**** Data for this task ****

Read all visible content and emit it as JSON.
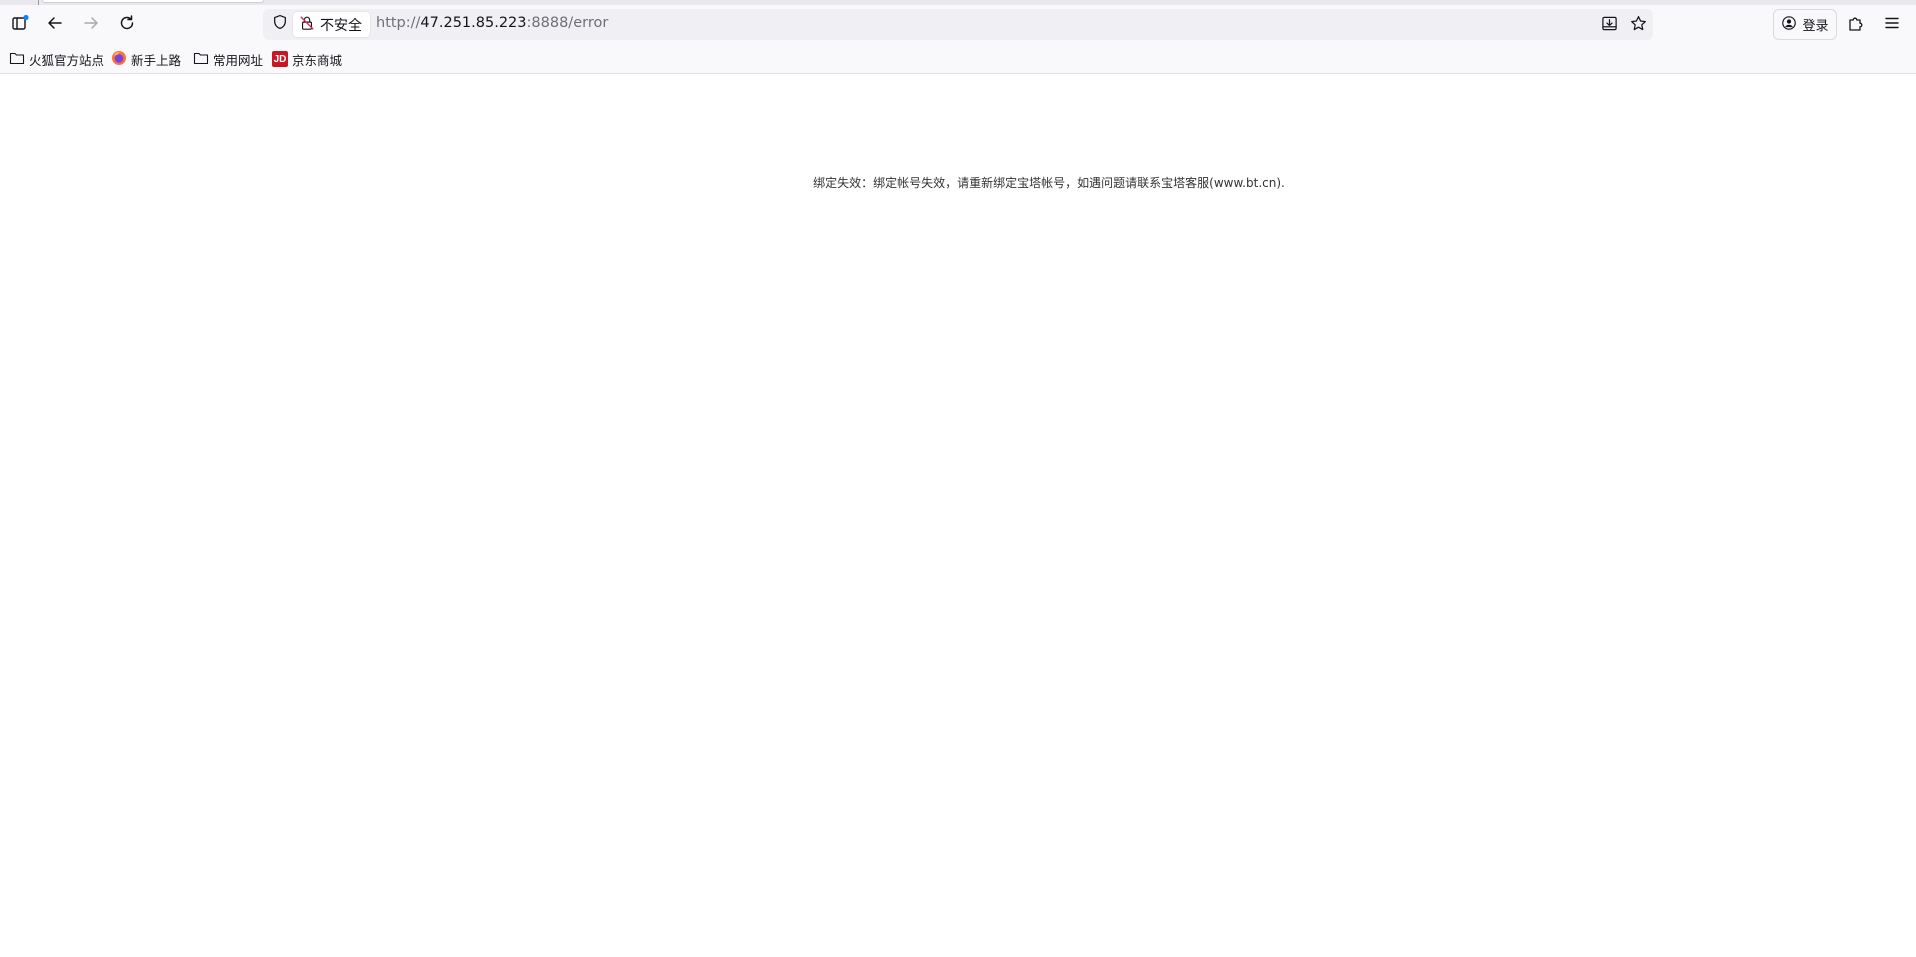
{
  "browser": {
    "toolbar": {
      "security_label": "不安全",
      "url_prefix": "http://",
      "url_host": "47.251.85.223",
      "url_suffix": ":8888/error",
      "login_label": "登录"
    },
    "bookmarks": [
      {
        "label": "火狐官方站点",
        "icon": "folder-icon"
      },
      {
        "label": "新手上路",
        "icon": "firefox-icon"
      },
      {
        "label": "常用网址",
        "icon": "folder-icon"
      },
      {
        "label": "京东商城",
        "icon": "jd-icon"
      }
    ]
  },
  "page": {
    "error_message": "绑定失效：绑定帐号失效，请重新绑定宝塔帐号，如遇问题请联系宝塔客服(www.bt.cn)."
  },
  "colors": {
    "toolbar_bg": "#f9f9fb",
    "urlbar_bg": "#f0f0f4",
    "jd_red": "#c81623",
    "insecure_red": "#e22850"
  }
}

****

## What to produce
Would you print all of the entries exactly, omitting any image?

## Result of this exercise
Read all visible content and emit it as JSON.
{
  "browser": {
    "toolbar": {
      "security_label": "不安全",
      "url_prefix": "http://",
      "url_host": "47.251.85.223",
      "url_suffix": ":8888/error",
      "login_label": "登录"
    },
    "bookmarks": [
      {
        "label": "火狐官方站点",
        "icon": "folder-icon"
      },
      {
        "label": "新手上路",
        "icon": "firefox-icon"
      },
      {
        "label": "常用网址",
        "icon": "folder-icon"
      },
      {
        "label": "京东商城",
        "icon": "jd-icon"
      }
    ]
  },
  "page": {
    "error_message": "绑定失效：绑定帐号失效，请重新绑定宝塔帐号，如遇问题请联系宝塔客服(www.bt.cn)."
  },
  "colors": {
    "toolbar_bg": "#f9f9fb",
    "urlbar_bg": "#f0f0f4",
    "jd_red": "#c81623",
    "insecure_red": "#e22850"
  }
}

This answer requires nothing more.